By analyzing fair use formally and rationally, we find that much of the advocacy for increased flexibility in copyright law is misguided. The characteristics of digital technologies that fair use supporters cite to advocate for expanded “flexibility” (e.g. lower costs of copying, distribution, and production) actually suggest that exceptions and limitations to copyright should be contracting—particularly in smaller markets that have high rates of copyright theft and high costs of enforcement, among other factors. Additionally, our paper suggests, at a minimum, that the thinking on expanding exceptions and limitations requires much more research.
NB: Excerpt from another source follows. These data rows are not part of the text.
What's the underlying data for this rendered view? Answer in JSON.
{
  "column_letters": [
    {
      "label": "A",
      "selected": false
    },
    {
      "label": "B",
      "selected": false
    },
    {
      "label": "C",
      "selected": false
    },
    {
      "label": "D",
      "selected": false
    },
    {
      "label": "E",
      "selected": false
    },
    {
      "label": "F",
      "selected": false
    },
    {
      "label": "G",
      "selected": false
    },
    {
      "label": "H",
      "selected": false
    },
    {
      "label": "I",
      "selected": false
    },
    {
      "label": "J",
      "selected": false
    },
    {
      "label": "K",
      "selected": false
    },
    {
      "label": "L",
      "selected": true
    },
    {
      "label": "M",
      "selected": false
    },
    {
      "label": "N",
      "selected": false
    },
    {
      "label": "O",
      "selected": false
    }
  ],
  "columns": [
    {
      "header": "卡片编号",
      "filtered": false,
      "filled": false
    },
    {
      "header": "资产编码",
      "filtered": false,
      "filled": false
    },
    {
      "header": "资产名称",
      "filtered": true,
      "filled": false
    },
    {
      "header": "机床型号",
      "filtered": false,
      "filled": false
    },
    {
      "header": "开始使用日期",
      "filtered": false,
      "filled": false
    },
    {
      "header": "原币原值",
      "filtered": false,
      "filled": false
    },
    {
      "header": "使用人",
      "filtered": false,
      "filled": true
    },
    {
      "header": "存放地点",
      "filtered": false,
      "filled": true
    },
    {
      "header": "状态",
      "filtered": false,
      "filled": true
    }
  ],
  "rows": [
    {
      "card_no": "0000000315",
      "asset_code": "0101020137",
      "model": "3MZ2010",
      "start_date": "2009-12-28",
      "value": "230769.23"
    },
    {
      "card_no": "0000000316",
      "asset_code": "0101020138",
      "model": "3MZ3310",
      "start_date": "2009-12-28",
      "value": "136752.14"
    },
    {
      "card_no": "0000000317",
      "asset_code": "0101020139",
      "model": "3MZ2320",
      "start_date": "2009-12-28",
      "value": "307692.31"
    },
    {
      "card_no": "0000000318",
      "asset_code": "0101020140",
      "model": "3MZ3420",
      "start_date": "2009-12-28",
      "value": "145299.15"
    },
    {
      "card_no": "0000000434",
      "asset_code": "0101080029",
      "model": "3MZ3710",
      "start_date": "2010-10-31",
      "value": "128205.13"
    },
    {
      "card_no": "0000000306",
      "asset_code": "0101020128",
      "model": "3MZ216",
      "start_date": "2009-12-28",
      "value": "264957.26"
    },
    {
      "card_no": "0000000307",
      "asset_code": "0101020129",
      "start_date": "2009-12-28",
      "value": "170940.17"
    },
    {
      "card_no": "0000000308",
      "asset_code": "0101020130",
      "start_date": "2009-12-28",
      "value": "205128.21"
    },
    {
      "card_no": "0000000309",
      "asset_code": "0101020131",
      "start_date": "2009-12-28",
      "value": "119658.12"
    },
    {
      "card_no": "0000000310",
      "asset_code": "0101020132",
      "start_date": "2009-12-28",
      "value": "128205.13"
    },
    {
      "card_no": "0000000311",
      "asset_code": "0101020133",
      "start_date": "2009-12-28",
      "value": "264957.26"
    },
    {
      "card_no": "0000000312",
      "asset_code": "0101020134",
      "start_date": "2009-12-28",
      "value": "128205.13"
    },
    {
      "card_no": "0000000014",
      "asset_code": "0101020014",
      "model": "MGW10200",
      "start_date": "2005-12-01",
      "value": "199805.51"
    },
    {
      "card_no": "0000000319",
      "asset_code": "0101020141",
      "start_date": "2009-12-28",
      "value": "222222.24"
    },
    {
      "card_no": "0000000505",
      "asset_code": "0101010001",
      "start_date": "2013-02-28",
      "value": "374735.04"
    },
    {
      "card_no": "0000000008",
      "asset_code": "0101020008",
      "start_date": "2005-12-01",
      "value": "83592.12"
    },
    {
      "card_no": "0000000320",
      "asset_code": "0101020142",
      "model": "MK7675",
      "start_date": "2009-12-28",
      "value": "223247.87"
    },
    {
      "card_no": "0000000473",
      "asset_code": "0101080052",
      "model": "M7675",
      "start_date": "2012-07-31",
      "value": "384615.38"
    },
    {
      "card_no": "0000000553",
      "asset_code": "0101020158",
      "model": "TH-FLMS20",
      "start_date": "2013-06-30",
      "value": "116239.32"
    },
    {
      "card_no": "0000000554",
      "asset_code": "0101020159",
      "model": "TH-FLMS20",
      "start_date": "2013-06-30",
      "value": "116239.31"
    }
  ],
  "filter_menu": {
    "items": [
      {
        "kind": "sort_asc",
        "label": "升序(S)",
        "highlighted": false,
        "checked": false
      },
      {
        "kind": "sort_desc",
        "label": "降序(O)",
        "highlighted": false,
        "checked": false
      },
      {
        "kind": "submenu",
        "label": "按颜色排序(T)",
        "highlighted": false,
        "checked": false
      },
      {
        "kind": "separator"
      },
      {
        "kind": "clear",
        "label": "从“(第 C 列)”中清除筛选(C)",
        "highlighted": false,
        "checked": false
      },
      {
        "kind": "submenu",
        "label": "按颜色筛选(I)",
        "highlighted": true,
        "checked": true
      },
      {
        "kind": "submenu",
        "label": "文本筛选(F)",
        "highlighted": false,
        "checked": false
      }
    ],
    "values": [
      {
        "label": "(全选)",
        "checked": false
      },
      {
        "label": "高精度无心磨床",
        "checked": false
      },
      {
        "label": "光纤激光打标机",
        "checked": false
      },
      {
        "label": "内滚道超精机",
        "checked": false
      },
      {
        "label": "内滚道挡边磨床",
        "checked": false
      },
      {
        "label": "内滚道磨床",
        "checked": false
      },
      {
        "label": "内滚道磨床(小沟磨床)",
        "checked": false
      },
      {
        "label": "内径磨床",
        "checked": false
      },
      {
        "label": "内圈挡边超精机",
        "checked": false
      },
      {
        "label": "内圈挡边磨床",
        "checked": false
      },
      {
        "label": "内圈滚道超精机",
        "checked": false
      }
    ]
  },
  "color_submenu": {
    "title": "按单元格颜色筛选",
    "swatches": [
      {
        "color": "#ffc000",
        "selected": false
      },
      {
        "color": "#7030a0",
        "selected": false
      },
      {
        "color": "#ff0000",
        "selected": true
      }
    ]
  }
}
Tradeoffs are inherent in nearly any policy change, and reviews of copyright law are no exception. Empirical evidence is vital, therefore, to determine the net effect of any policy change. Yet, evidence on the effects of expanding exceptions and limitations to copyright are scant and what does exist is of poor quality. For instance, fair use advocates prominently cite two studies that purport to show significant economic gains from more generous policies on exceptions and limitations: A Counterfactual Impact Analysis of Fair Use Policy on Copyright Related Industries in Singapore; and The 2015 Intellectual Property and Economic Growth Index: Measuring the Impact of Exceptions and Limitations in Copyright on Growth, Jobs and Prosperity. My own detailed analysis of these two studies unearthed a number of fatal defects, to put it mildly, that render the studies meaningless for policy purposes, and reveal a profound lack of respect for policymakers engaged in the difficult task of considering proposed changes to copyright law. (To learn more, see my analyses of both works here and here.)
Intellectual property laws support substantial economic activity and rouse the creative energies of humankind. Stakeholders seeking to modify them are within their rights to advocate for their favored outcomes. Emotional positions are certainly influential, but if net improvements in society’s well-being are desired the discourse on policy must eventually turn to rigorous, analytical, and credible research. Certainly, careless and stunningly unskilled empirical studies aimed at manipulating discourse about copyright laws are unhelpful, and undermine the trust between policymaker and researcher. In the absence of cutting-edge research on this important topic, both theoretical and empirical, the risk is too great for doing more harm than good. I hope our new economic model will constructively inform discourse on this important topic and encourage, if not facilitate, better research going forward.
Intellectual property laws deserve nothing less.
Dr. George S. Ford is the Chief Economist of the Phoenix Center for Advanced Legal & Economic Public Policy Studies, a non-profit 501(c)(3) research organization that studies broad public-policy issues related to governance, social and economic conditions, with a particular emphasis on the law and economics of the digital age.